■ **Record extracts**

+++

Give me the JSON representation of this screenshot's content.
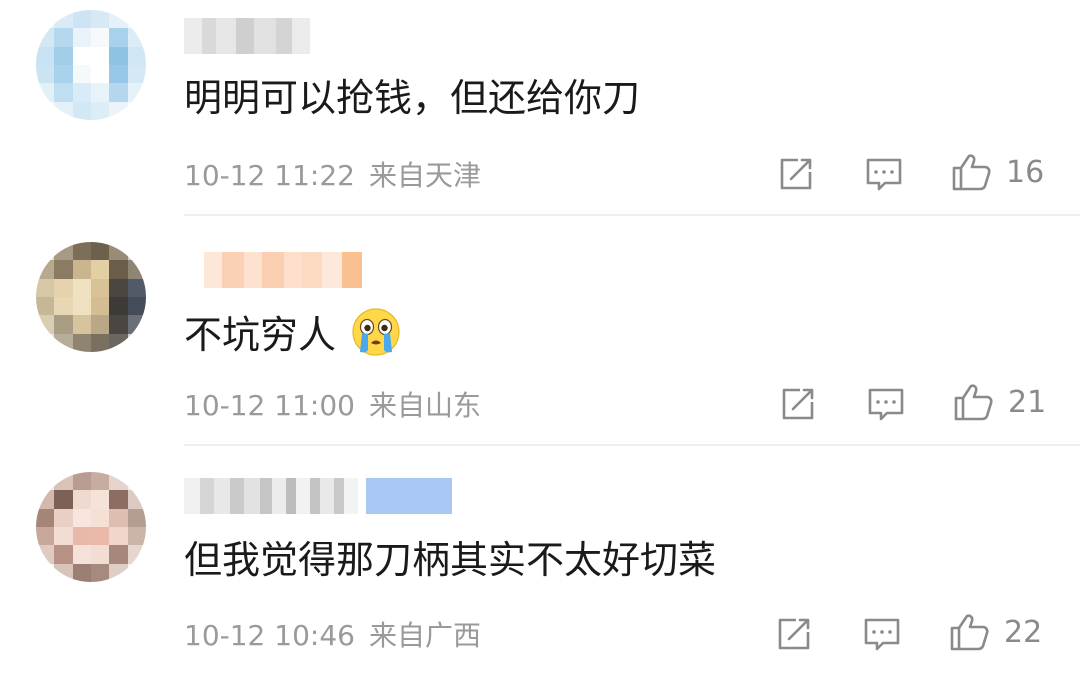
{
  "comments": [
    {
      "text": "明明可以抢钱，但还给你刀",
      "date": "10-12 11:22",
      "location": "来自天津",
      "likes": "16",
      "has_emoji": false
    },
    {
      "text": "不坑穷人",
      "date": "10-12 11:00",
      "location": "来自山东",
      "likes": "21",
      "has_emoji": true,
      "emoji": "crying-face"
    },
    {
      "text": "但我觉得那刀柄其实不太好切菜",
      "date": "10-12 10:46",
      "location": "来自广西",
      "likes": "22",
      "has_emoji": false
    }
  ],
  "colors": {
    "text": "#1a1a1a",
    "meta": "#9a9a9a",
    "icon": "#8a8a8a",
    "divider": "#efefef"
  }
}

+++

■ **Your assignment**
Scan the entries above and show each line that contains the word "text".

■ **Answer section**
      "text": "明明可以抢钱，但还给你刀",
      "text": "不坑穷人",
      "text": "但我觉得那刀柄其实不太好切菜",
    "text": "#1a1a1a",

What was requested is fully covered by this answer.